* [Problem description] Images are to be omitted, and the rest of the records reproduced exactly.

Stored dataset items:
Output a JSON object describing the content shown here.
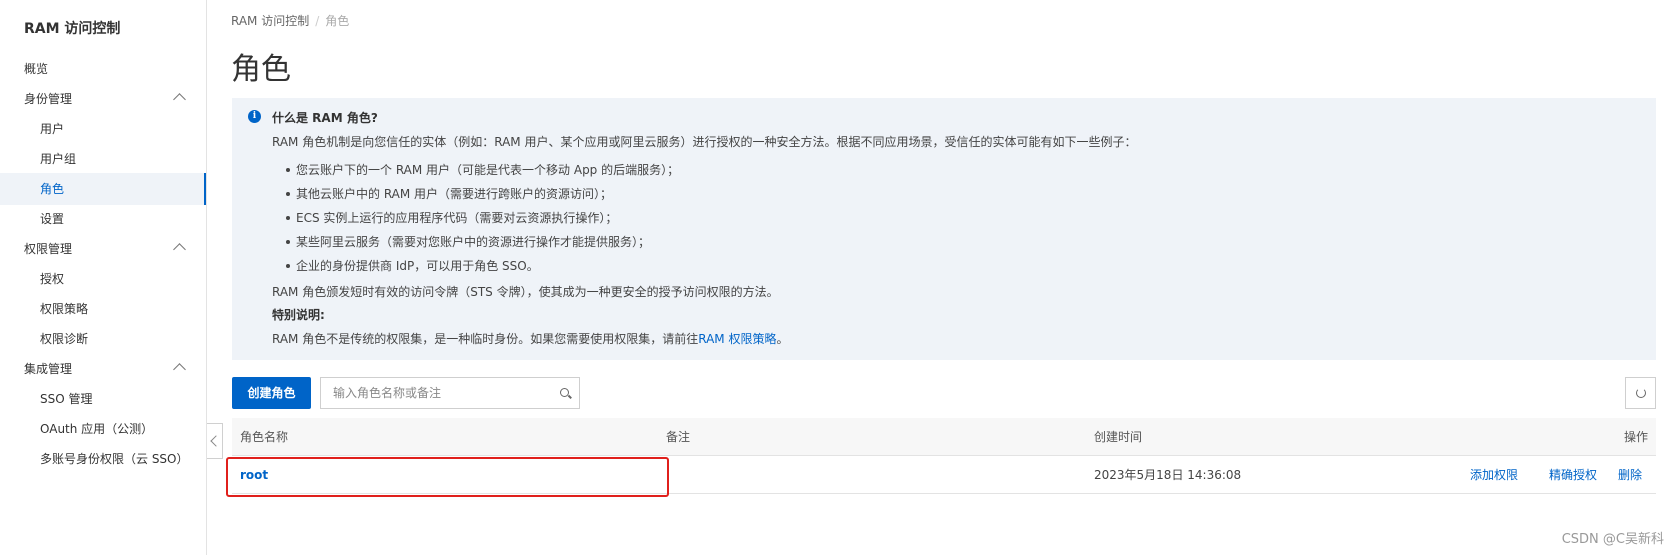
{
  "sidebar": {
    "title": "RAM 访问控制",
    "items": [
      {
        "label": "概览"
      },
      {
        "label": "身份管理"
      },
      {
        "label": "用户"
      },
      {
        "label": "用户组"
      },
      {
        "label": "角色"
      },
      {
        "label": "设置"
      },
      {
        "label": "权限管理"
      },
      {
        "label": "授权"
      },
      {
        "label": "权限策略"
      },
      {
        "label": "权限诊断"
      },
      {
        "label": "集成管理"
      },
      {
        "label": "SSO 管理"
      },
      {
        "label": "OAuth 应用（公测）"
      },
      {
        "label": "多账号身份权限（云 SSO）"
      }
    ]
  },
  "breadcrumb": {
    "root": "RAM 访问控制",
    "separator": "/",
    "current": "角色"
  },
  "page_title": "角色",
  "info": {
    "title": "什么是 RAM 角色?",
    "intro": "RAM 角色机制是向您信任的实体（例如：RAM 用户、某个应用或阿里云服务）进行授权的一种安全方法。根据不同应用场景，受信任的实体可能有如下一些例子：",
    "list": [
      "您云账户下的一个 RAM 用户（可能是代表一个移动 App 的后端服务）；",
      "其他云账户中的 RAM 用户（需要进行跨账户的资源访问）；",
      "ECS 实例上运行的应用程序代码（需要对云资源执行操作）；",
      "某些阿里云服务（需要对您账户中的资源进行操作才能提供服务）；",
      "企业的身份提供商 IdP，可以用于角色 SSO。"
    ],
    "sts_text": "RAM 角色颁发短时有效的访问令牌（STS 令牌），使其成为一种更安全的授予访问权限的方法。",
    "special_label": "特别说明:",
    "special_text": "RAM 角色不是传统的权限集，是一种临时身份。如果您需要使用权限集，请前往",
    "special_link": "RAM 权限策略",
    "special_end": "。"
  },
  "toolbar": {
    "create_label": "创建角色",
    "search_placeholder": "输入角色名称或备注"
  },
  "table": {
    "columns": [
      "角色名称",
      "备注",
      "创建时间",
      "操作"
    ],
    "rows": [
      {
        "name": "root",
        "note": "",
        "created": "2023年5月18日 14:36:08",
        "actions": [
          "添加权限",
          "精确授权",
          "删除"
        ]
      }
    ]
  },
  "watermark": "CSDN @C吴新科",
  "colors": {
    "accent": "#0064c8",
    "highlight": "#e0201c",
    "info_bg": "#eff3f8"
  },
  "icons": [
    "info-icon",
    "chevron-up-icon",
    "search-icon",
    "refresh-icon",
    "chevron-left-icon"
  ]
}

* [The answer]
Output a JSON object describing the content shown here.
{
  "sidebar": {
    "title": "RAM 访问控制",
    "items": [
      {
        "label": "概览"
      },
      {
        "label": "身份管理"
      },
      {
        "label": "用户"
      },
      {
        "label": "用户组"
      },
      {
        "label": "角色"
      },
      {
        "label": "设置"
      },
      {
        "label": "权限管理"
      },
      {
        "label": "授权"
      },
      {
        "label": "权限策略"
      },
      {
        "label": "权限诊断"
      },
      {
        "label": "集成管理"
      },
      {
        "label": "SSO 管理"
      },
      {
        "label": "OAuth 应用（公测）"
      },
      {
        "label": "多账号身份权限（云 SSO）"
      }
    ]
  },
  "breadcrumb": {
    "root": "RAM 访问控制",
    "separator": "/",
    "current": "角色"
  },
  "page_title": "角色",
  "info": {
    "title": "什么是 RAM 角色?",
    "intro": "RAM 角色机制是向您信任的实体（例如：RAM 用户、某个应用或阿里云服务）进行授权的一种安全方法。根据不同应用场景，受信任的实体可能有如下一些例子：",
    "list": [
      "您云账户下的一个 RAM 用户（可能是代表一个移动 App 的后端服务）；",
      "其他云账户中的 RAM 用户（需要进行跨账户的资源访问）；",
      "ECS 实例上运行的应用程序代码（需要对云资源执行操作）；",
      "某些阿里云服务（需要对您账户中的资源进行操作才能提供服务）；",
      "企业的身份提供商 IdP，可以用于角色 SSO。"
    ],
    "sts_text": "RAM 角色颁发短时有效的访问令牌（STS 令牌），使其成为一种更安全的授予访问权限的方法。",
    "special_label": "特别说明:",
    "special_text": "RAM 角色不是传统的权限集，是一种临时身份。如果您需要使用权限集，请前往",
    "special_link": "RAM 权限策略",
    "special_end": "。"
  },
  "toolbar": {
    "create_label": "创建角色",
    "search_placeholder": "输入角色名称或备注"
  },
  "table": {
    "columns": [
      "角色名称",
      "备注",
      "创建时间",
      "操作"
    ],
    "rows": [
      {
        "name": "root",
        "note": "",
        "created": "2023年5月18日 14:36:08",
        "actions": [
          "添加权限",
          "精确授权",
          "删除"
        ]
      }
    ]
  },
  "watermark": "CSDN @C吴新科",
  "colors": {
    "accent": "#0064c8",
    "highlight": "#e0201c",
    "info_bg": "#eff3f8"
  },
  "icons": [
    "info-icon",
    "chevron-up-icon",
    "search-icon",
    "refresh-icon",
    "chevron-left-icon"
  ]
}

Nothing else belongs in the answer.